Aim of the task: Repeat every record exactly as given.

The records:
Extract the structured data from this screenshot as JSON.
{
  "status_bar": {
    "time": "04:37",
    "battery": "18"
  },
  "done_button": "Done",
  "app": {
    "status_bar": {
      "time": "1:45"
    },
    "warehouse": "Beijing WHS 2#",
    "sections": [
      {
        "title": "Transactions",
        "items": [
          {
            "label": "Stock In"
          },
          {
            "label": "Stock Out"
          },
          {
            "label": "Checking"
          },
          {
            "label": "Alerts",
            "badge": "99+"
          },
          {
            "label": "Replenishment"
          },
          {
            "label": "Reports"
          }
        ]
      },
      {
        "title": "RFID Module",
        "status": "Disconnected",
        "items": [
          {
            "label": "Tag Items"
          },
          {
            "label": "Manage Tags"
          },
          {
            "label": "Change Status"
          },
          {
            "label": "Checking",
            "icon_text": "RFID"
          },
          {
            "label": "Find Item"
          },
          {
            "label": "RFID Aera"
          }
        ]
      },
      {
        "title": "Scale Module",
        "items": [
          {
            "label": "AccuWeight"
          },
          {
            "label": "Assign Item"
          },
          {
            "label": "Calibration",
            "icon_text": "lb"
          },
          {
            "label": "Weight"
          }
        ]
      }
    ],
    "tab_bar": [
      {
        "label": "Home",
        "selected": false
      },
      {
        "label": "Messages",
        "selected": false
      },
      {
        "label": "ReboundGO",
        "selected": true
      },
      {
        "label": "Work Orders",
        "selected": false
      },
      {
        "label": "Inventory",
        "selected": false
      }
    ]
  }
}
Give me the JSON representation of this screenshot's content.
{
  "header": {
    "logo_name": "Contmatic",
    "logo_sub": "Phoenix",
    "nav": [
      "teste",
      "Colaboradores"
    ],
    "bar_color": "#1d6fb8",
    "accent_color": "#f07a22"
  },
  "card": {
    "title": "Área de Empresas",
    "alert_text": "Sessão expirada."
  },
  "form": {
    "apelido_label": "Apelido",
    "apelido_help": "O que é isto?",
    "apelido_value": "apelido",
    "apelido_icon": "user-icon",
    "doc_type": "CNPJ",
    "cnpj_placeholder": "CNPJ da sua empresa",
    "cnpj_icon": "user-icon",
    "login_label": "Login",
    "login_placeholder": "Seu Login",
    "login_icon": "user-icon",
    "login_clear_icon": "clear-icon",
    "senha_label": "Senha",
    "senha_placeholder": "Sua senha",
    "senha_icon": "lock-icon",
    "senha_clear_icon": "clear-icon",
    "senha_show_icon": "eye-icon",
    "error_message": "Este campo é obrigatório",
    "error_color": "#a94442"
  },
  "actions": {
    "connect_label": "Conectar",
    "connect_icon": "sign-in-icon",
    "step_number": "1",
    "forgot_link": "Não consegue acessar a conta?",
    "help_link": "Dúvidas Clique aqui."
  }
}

Problem solution:
Extract the structured data from this screenshot as JSON.
{
  "status_bar": {
    "time": "04:37",
    "battery": "18"
  },
  "done_button": "Done",
  "app": {
    "status_bar": {
      "time": "1:45"
    },
    "warehouse": "Beijing WHS 2#",
    "sections": [
      {
        "title": "Transactions",
        "items": [
          {
            "label": "Stock In"
          },
          {
            "label": "Stock Out"
          },
          {
            "label": "Checking"
          },
          {
            "label": "Alerts",
            "badge": "99+"
          },
          {
            "label": "Replenishment"
          },
          {
            "label": "Reports"
          }
        ]
      },
      {
        "title": "RFID Module",
        "status": "Disconnected",
        "items": [
          {
            "label": "Tag Items"
          },
          {
            "label": "Manage Tags"
          },
          {
            "label": "Change Status"
          },
          {
            "label": "Checking",
            "icon_text": "RFID"
          },
          {
            "label": "Find Item"
          },
          {
            "label": "RFID Aera"
          }
        ]
      },
      {
        "title": "Scale Module",
        "items": [
          {
            "label": "AccuWeight"
          },
          {
            "label": "Assign Item"
          },
          {
            "label": "Calibration",
            "icon_text": "lb"
          },
          {
            "label": "Weight"
          }
        ]
      }
    ],
    "tab_bar": [
      {
        "label": "Home",
        "selected": false
      },
      {
        "label": "Messages",
        "selected": false
      },
      {
        "label": "ReboundGO",
        "selected": true
      },
      {
        "label": "Work Orders",
        "selected": false
      },
      {
        "label": "Inventory",
        "selected": false
      }
    ]
  }
}
Give me the JSON representation of this screenshot's content.
{
  "header": {
    "logo_name": "Contmatic",
    "logo_sub": "Phoenix",
    "nav": [
      "teste",
      "Colaboradores"
    ],
    "bar_color": "#1d6fb8",
    "accent_color": "#f07a22"
  },
  "card": {
    "title": "Área de Empresas",
    "alert_text": "Sessão expirada."
  },
  "form": {
    "apelido_label": "Apelido",
    "apelido_help": "O que é isto?",
    "apelido_value": "apelido",
    "apelido_icon": "user-icon",
    "doc_type": "CNPJ",
    "cnpj_placeholder": "CNPJ da sua empresa",
    "cnpj_icon": "user-icon",
    "login_label": "Login",
    "login_placeholder": "Seu Login",
    "login_icon": "user-icon",
    "login_clear_icon": "clear-icon",
    "senha_label": "Senha",
    "senha_placeholder": "Sua senha",
    "senha_icon": "lock-icon",
    "senha_clear_icon": "clear-icon",
    "senha_show_icon": "eye-icon",
    "error_message": "Este campo é obrigatório",
    "error_color": "#a94442"
  },
  "actions": {
    "connect_label": "Conectar",
    "connect_icon": "sign-in-icon",
    "step_number": "1",
    "forgot_link": "Não consegue acessar a conta?",
    "help_link": "Dúvidas Clique aqui."
  }
}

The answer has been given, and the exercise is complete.